(EXERCISE DETAILS): Extract the data exactly, missing nothing.

(THE DATA):
-*-

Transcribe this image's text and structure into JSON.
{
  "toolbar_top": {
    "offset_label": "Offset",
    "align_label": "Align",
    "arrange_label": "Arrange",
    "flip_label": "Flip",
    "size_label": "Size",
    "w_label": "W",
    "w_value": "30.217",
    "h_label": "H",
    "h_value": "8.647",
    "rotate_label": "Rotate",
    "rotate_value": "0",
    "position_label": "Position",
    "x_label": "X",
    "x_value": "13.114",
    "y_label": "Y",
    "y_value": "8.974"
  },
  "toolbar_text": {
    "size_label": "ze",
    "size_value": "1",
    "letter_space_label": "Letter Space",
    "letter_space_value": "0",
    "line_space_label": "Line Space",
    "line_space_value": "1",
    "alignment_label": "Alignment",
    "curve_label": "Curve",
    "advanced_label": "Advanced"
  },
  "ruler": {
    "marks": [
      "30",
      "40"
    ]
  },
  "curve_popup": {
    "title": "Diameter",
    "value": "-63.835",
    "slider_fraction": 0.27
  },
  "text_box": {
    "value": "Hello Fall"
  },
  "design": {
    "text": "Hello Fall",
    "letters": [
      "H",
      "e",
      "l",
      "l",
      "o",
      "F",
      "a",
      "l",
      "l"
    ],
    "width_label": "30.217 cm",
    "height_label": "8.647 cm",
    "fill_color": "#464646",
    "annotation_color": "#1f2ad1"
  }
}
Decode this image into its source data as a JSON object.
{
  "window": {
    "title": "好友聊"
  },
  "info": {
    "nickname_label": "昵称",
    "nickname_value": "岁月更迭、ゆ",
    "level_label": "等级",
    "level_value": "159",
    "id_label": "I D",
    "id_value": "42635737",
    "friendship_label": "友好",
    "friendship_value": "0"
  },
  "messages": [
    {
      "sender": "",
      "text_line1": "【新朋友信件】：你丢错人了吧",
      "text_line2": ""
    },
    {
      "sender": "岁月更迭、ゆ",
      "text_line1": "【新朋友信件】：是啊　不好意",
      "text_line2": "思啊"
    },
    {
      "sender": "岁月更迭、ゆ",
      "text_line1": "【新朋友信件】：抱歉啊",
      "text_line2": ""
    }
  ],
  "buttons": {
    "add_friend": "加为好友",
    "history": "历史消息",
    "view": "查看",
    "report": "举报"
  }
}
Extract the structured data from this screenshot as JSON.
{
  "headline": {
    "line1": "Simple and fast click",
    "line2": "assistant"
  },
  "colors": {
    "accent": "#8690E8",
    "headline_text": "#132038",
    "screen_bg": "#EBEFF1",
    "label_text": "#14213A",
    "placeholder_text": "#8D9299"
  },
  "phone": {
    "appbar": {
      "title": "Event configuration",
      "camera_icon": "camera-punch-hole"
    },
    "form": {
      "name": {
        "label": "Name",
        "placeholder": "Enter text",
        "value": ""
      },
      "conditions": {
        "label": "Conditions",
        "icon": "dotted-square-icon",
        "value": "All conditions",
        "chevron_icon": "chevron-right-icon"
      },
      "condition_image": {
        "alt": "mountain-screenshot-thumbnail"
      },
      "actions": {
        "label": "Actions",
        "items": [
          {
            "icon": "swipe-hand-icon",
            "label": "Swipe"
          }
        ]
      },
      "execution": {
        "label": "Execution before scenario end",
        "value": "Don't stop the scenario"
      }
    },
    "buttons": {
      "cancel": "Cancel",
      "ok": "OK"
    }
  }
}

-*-

(ANSWER SPACE):
Transcribe this image's text and structure into JSON.
{
  "toolbar_top": {
    "offset_label": "Offset",
    "align_label": "Align",
    "arrange_label": "Arrange",
    "flip_label": "Flip",
    "size_label": "Size",
    "w_label": "W",
    "w_value": "30.217",
    "h_label": "H",
    "h_value": "8.647",
    "rotate_label": "Rotate",
    "rotate_value": "0",
    "position_label": "Position",
    "x_label": "X",
    "x_value": "13.114",
    "y_label": "Y",
    "y_value": "8.974"
  },
  "toolbar_text": {
    "size_label": "ze",
    "size_value": "1",
    "letter_space_label": "Letter Space",
    "letter_space_value": "0",
    "line_space_label": "Line Space",
    "line_space_value": "1",
    "alignment_label": "Alignment",
    "curve_label": "Curve",
    "advanced_label": "Advanced"
  },
  "ruler": {
    "marks": [
      "30",
      "40"
    ]
  },
  "curve_popup": {
    "title": "Diameter",
    "value": "-63.835",
    "slider_fraction": 0.27
  },
  "text_box": {
    "value": "Hello Fall"
  },
  "design": {
    "text": "Hello Fall",
    "letters": [
      "H",
      "e",
      "l",
      "l",
      "o",
      "F",
      "a",
      "l",
      "l"
    ],
    "width_label": "30.217 cm",
    "height_label": "8.647 cm",
    "fill_color": "#464646",
    "annotation_color": "#1f2ad1"
  }
}
Decode this image into its source data as a JSON object.
{
  "window": {
    "title": "好友聊"
  },
  "info": {
    "nickname_label": "昵称",
    "nickname_value": "岁月更迭、ゆ",
    "level_label": "等级",
    "level_value": "159",
    "id_label": "I D",
    "id_value": "42635737",
    "friendship_label": "友好",
    "friendship_value": "0"
  },
  "messages": [
    {
      "sender": "",
      "text_line1": "【新朋友信件】：你丢错人了吧",
      "text_line2": ""
    },
    {
      "sender": "岁月更迭、ゆ",
      "text_line1": "【新朋友信件】：是啊　不好意",
      "text_line2": "思啊"
    },
    {
      "sender": "岁月更迭、ゆ",
      "text_line1": "【新朋友信件】：抱歉啊",
      "text_line2": ""
    }
  ],
  "buttons": {
    "add_friend": "加为好友",
    "history": "历史消息",
    "view": "查看",
    "report": "举报"
  }
}
Extract the structured data from this screenshot as JSON.
{
  "headline": {
    "line1": "Simple and fast click",
    "line2": "assistant"
  },
  "colors": {
    "accent": "#8690E8",
    "headline_text": "#132038",
    "screen_bg": "#EBEFF1",
    "label_text": "#14213A",
    "placeholder_text": "#8D9299"
  },
  "phone": {
    "appbar": {
      "title": "Event configuration",
      "camera_icon": "camera-punch-hole"
    },
    "form": {
      "name": {
        "label": "Name",
        "placeholder": "Enter text",
        "value": ""
      },
      "conditions": {
        "label": "Conditions",
        "icon": "dotted-square-icon",
        "value": "All conditions",
        "chevron_icon": "chevron-right-icon"
      },
      "condition_image": {
        "alt": "mountain-screenshot-thumbnail"
      },
      "actions": {
        "label": "Actions",
        "items": [
          {
            "icon": "swipe-hand-icon",
            "label": "Swipe"
          }
        ]
      },
      "execution": {
        "label": "Execution before scenario end",
        "value": "Don't stop the scenario"
      }
    },
    "buttons": {
      "cancel": "Cancel",
      "ok": "OK"
    }
  }
}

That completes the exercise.